Five years after Brian Spaulding’s parents found him fatally shot in the home he shared with roommates in Portland, Or., , his slaying remains a mystery that seems unlikely to be solved as the police department confronts a spike in killings and more than 100 officer vacancies. The detective assigned to the Spaulding case left in 2020 in a wave of retirements. The detective assigned to it now is swamped with cases after homicides surged 207 percent since 2019. “To us, it’s not a cold case,” said Spaulding's father, George. “We’re not dissatisfied with the Police Bureau ... they’re doing the best they can ... They are just overwhelmed. It’s insane.”
Officers worn out by the pandemic and disillusioned over the calls to divest from policing after George Floyd’s murder are quitting or retiring faster than they can be replaced, reports the Associated Press. Departments are scrambling to recruit in a tight labor market and rethinking what services they can provide and what role police should play. Many have shifted veteran officers to patrol, breaking up specialized teams built over decades in order to keep up with 911 calls. “We’re getting more calls for service and there are fewer people to answer them,” said Philadelphia Police spokesperson Eric Gripp, whose department has been rotating employees from specialty units for short assignments to increase patrols. Los Angeles, down more than 650 officers from its pre-pandemic staffing level, shuttered its animal cruelty unit and downsized its human trafficking, narcotics and gun details and reduced its homeless outreach teams by 80 percent.
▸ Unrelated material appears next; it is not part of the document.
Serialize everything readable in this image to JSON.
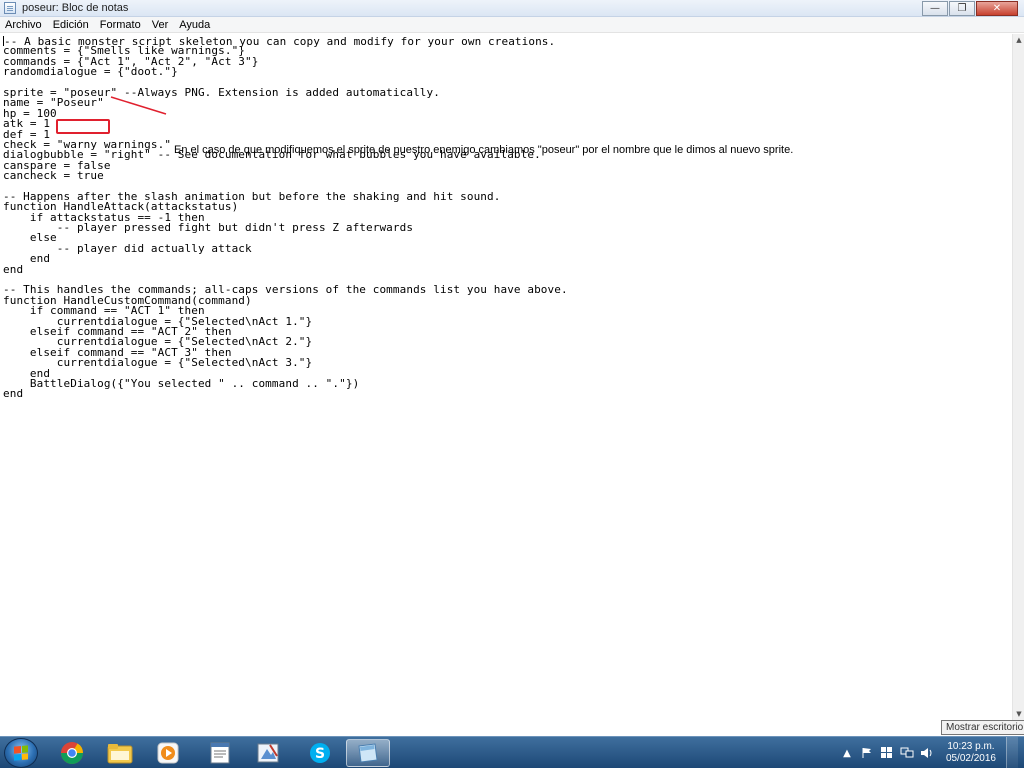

Seattle announced $2 million in hiring bonuses and benefits to lure recruits amid a critical officer shortage that has hampered the investigation of serious crimes. Some cities are experimenting to reduce strain on patrol officers. Portland added unarmed “public support specialists” to take reports on things like vehicle break-ins and bike thefts. In San Diego, licensed psychiatric clinicians go to mental health calls with officers.